There are some baseline requirements in federal law for the projects and process that guides the STIP, including:

  • Setting and measuring performance targets
  • Coordination with relevant bodies (MPOs, federal agencies, and more)
  • Consistency with the long-range transportation plans (LRTP)
  • Public involvement and comment
  • Fiscal constraint, that is the selected projects have to line up with the available funding

How a state actually prioritizes projects can be based on a number of other factors:

  • Asset conditions or management plans (e.g. bridge state of repair)
  • Identified congestion, air quality, or safety problem areas (e.g. a cluster of crashes)
  • Political influence, i.e, a project proposed by legislator, local elected, or stakeholder group (eg, business/manufacturer considering a site)
  • National and state priorities (e.g. 

Many times, projects are prioritized because they have support from a politically powerful elected leader or stakeholder group. Sometimes it is in response to press coverage of a problem. Often a project may be selected because it’s waited in the queue until its turn, as regularly happens with highways proposed decades ago, like the highways through sparsely populated rural areas in West Virginia or Alabama planned decades ago but just now moving forward thanks to new federal funding.

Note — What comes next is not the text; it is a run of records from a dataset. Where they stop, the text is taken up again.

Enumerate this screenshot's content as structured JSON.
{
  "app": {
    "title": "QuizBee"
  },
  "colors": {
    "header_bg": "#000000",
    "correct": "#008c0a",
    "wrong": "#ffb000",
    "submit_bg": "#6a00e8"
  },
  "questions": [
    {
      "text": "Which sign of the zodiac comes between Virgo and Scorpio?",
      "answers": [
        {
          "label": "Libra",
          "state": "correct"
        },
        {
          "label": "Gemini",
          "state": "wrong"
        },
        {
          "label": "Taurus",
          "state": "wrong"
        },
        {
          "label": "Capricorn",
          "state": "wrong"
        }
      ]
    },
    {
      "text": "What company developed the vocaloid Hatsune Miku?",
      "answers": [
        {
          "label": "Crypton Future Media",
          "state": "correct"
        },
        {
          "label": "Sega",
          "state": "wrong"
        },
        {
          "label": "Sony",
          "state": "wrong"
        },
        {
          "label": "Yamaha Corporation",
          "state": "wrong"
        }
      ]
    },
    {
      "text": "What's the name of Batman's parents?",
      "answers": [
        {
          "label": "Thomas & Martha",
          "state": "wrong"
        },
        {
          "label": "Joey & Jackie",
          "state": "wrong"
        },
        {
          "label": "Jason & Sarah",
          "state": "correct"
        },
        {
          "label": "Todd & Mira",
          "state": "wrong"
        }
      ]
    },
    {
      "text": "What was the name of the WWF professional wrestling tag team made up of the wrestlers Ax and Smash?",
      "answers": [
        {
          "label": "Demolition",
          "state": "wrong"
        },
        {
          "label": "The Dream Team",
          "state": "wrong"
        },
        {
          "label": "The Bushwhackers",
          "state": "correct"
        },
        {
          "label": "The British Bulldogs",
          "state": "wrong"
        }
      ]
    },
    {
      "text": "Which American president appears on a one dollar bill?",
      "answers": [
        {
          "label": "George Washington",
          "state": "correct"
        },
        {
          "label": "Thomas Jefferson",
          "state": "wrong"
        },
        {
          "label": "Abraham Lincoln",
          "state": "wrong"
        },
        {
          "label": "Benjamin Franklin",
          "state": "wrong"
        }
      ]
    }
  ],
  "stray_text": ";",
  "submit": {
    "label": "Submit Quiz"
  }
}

A select number of states are attempting to connect their decisions to their priorities in a quantitative way.  Virginia’s STIP, known as Smart Scale,  is much more comprehensive and equitable. (We wrote about it at length when it was just starting out here.) 

How can you make sure you don’t get the short end of the STIP?

  • Go look for your state STIP and read it. Google your state and STIP and it should come up.
  • Review it and identify what you like and what you don’t. Raise these items to reporters and electeds.
  • Evaluate the existing projects in the STIP against your state’s long-range priorities and goals. Do they line up? Do the projects advance the goals your state has laid out? Ask a reporter to look into this same question.
  • Participate in the development of the next one through public engagement sessions.
  • Fight for a more transparent project selection process like Virginia’s Smart Scale.

Community Connectors: tools for advocates

You may be fighting against a freeway expansion. You may be trying to advance a Reconnecting Communities project to remove an old highway. You might be just trying to make wide, dangerous arterial roads a little safer for people to cross. This Community Connectors portal explains common terms, decodes the processes, clarifies the important actors, and inspires with helpful real-world stories.

Thank you

We are grateful to support from the Summit Foundation, the Barr Foundation, the McKnight Foundation, and the Robert Wood Johnson Foundation for their support of various pieces of this ongoing project.